A report on the new world currency the government doesn't want you to know about and shocking proof that even the US is beginning to doubt the Dollar

A report on the new world currency the government doesn't want you to know about and shocking proof that even the US is beginning to doubt the Dollar

Over the last few weeks, we talked about the process of mining and mining feasibility studies to help us better understand the basics of investing in resource-based companies. As a follow up to last week’s newsletter on mining feasibilities, I said that we would go into more depth about the principles of these studies.

But this week, I am skipping that because I want to bring your attention to an incredible opportunity that is slowly, yet rapidly, beginning to show itself.

We all know the world is beginning to doubt the US dollar. We’ve all heard the rumours of talks amongst powerful nations to remove the US dollar as the main currency for trading oil. We know inflation will eventually follow.

But there is shocking proof that even the US is beginning to doubt the Dollar.

A New World Currency

Hidden from the media over the past few weeks, the U.S. Treasury has been liquidating billions of U.S. dollars and trading it for a special currency you may have NEVER heard of – the same currency that China, Russia, oil-bearing Gulf countries, the UN, the IMF (International Monetary Fund), the World Bank, and many others have already suggested to replace the greenback as the world’s main reserve currency.

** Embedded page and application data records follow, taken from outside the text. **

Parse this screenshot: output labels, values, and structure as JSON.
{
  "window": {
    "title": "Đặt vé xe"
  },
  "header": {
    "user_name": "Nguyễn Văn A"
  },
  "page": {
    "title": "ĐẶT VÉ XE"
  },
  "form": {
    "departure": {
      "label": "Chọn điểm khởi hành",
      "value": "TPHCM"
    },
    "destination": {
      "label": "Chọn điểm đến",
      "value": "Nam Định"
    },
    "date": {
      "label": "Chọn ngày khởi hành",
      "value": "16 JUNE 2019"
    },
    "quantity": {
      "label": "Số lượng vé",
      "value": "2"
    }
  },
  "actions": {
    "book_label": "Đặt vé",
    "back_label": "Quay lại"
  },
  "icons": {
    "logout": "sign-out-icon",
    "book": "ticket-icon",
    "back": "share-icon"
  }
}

It’s called the Special Drawing Rights (SDR).

The SDR is an international reserve asset, created by the IMF in 1969 to supplement its member countries’ official reserves. Its value is based on a basket of four key international currencies (currently the U.S. dollar, Euro, Japanese Yen, and the British pound), and SDRs can be exchanged for freely usable currencies.

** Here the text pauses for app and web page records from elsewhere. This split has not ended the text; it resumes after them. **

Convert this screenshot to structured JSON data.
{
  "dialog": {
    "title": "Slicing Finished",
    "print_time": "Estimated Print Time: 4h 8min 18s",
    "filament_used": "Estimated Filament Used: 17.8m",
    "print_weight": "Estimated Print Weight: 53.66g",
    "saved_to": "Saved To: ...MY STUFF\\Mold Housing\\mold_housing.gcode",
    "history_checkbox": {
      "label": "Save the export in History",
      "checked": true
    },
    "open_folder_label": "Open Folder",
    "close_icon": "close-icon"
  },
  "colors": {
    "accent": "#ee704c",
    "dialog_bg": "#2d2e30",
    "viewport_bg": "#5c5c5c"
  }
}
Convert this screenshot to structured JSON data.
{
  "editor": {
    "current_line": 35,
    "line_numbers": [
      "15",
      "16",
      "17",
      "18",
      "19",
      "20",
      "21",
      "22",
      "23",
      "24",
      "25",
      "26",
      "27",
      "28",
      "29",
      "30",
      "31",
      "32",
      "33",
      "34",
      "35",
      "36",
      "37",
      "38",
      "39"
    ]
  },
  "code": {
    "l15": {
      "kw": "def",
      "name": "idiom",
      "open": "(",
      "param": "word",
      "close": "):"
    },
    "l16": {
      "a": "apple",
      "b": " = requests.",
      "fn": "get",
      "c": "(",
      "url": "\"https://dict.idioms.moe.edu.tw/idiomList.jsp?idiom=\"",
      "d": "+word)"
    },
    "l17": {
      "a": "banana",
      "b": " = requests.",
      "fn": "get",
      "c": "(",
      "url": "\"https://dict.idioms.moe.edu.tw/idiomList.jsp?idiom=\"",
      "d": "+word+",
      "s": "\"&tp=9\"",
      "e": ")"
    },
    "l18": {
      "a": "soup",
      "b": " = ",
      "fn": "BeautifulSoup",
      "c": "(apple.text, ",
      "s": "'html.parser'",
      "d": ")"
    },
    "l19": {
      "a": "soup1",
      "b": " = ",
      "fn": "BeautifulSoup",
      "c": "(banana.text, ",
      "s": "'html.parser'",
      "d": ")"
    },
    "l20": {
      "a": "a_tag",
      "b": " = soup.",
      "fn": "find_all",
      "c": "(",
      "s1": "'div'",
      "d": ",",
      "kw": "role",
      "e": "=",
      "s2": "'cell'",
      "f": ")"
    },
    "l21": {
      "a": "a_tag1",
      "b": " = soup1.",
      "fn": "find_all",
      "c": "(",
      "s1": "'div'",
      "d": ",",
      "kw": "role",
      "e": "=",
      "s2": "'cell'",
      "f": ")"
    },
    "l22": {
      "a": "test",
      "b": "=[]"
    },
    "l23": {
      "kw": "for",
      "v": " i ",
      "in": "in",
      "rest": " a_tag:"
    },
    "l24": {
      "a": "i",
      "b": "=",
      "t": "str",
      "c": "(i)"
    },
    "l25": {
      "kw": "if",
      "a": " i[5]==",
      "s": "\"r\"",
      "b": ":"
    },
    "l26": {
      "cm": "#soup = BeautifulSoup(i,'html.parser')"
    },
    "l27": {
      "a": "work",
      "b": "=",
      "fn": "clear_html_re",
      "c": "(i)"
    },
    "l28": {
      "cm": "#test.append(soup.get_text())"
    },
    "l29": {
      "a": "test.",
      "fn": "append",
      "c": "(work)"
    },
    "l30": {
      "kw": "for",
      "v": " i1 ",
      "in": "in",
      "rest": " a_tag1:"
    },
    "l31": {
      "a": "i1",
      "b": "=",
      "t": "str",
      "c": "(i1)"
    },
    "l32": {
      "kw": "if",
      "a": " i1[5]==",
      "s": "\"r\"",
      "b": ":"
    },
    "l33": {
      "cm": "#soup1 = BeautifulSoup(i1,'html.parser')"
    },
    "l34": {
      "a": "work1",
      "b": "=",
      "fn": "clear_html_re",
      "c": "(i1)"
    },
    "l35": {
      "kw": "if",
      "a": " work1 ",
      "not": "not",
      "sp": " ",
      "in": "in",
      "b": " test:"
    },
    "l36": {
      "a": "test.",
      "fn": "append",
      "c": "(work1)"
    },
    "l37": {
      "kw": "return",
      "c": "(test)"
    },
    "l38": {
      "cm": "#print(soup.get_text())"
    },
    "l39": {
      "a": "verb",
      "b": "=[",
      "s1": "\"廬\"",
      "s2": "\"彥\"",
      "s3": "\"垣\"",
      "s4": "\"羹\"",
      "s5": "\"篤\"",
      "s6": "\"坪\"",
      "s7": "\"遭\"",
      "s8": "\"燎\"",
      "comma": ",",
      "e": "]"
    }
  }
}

General SDR allocation took effect on August 28, 2009 and a special allocation took place on September 9, 2009, which increased the amount of SDRs from SDR 21.4 billion to SDR 204.1 billion (currently equivalent to about $317 billion). And guess who took a large chunk of that?

Current SDR holdings in the U.S. Treasury now account for nearly 30% of the U.S. total foreign currency reserves.

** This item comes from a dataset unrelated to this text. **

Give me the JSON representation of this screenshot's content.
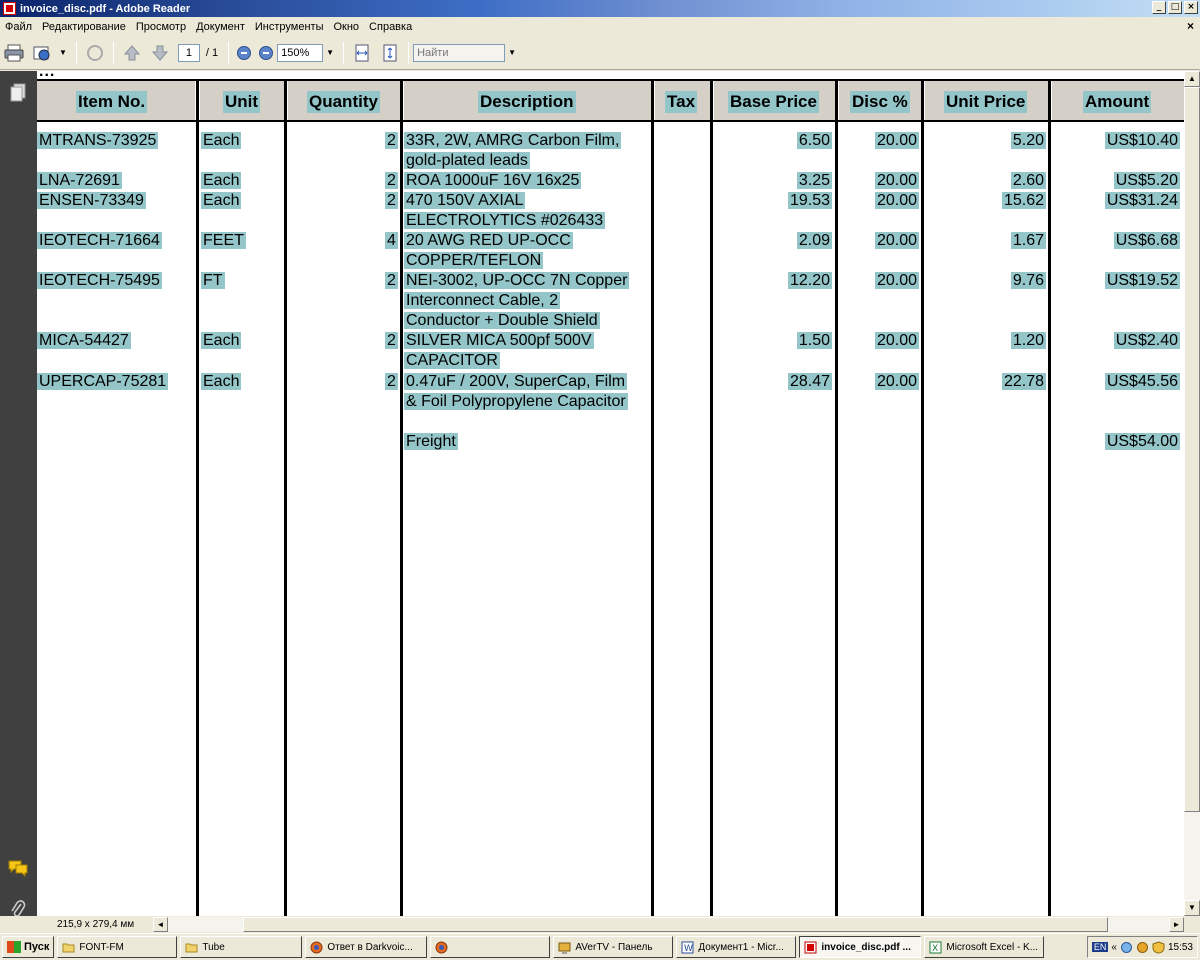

U.S. International Reserve Position

We’re not telling you to go out there and pick up this currency – you can’t.

But this is a clear sign that the U.S. government is making moves to hedge against its own falling Dollar.

And if ever there is an actual changeover in reserve currency dominance by the US (which many powerful people are discussing) it would send the value of the U.S. dollar plummeting. Combine that with the inflationary woes that everyone has been talking about, we could see the U.S. dollar at all-time lows.

The U.S. national debt is crossing $12 trillion – about $40,000 for each citizen – and doesn’t include other future financial obligations, like Social Security and government-sponsored health care under Obama’s rule. Analysts estimate that these future obligations could cost the United States up to $100 trillion!

With an exploding budget deficit and thinning credit, the federal government will be forced to create a plethora of new U.S. dollars to help finance the country and repay debt.

Although this inflationary conundrum has yet to place, the smartest and richest all know that it will happen eventually – including the US. Before this happens, we need to prepare for the upswing in the right markets.

Fortunately, there’s still some time before this strong inflationary period will start to have a negative effect on the dollar. This means good news for us because it gives us enough time to prepare ourselves for the bang.

One of the best ways to hedge against a falling U.S. dollar and inflation is, of course, by investing in precious metals such as gold and silver. Other commodities – such as energies, grains, softs, and meats – also do well during times of a falling U.S. dollar.

There are plenty of easy ways to invest in these commodities, including ETFs, stocks, futures, and options. Exposure to other foreign currencies, such as the Euro and Japanese Yen, can also provide a good hedge against a devaluing dollar.

For us, we like to stick with the resource junior stocks.

They have the ability to indirectly take advantage of climbing commodity prices and have the ability, at any given moment, to give you a significant return on your investment – more so than buying bullion or ETF’s themselves.

The most powerful governments, central banks, and investment groups in the world continue to hoard their gold reserves in anticipation of a significant rally in prices. Over the past few weeks, our mailboxes have been littered with comments and suggestions requesting us to focus more on gold and gold company editorials.

It’s no surprise that gold has become the hottest topic in 2009. Next week, we’ll talk about why it has everyone’s attention and how we can profit from this apparent opportunity.

Until next week…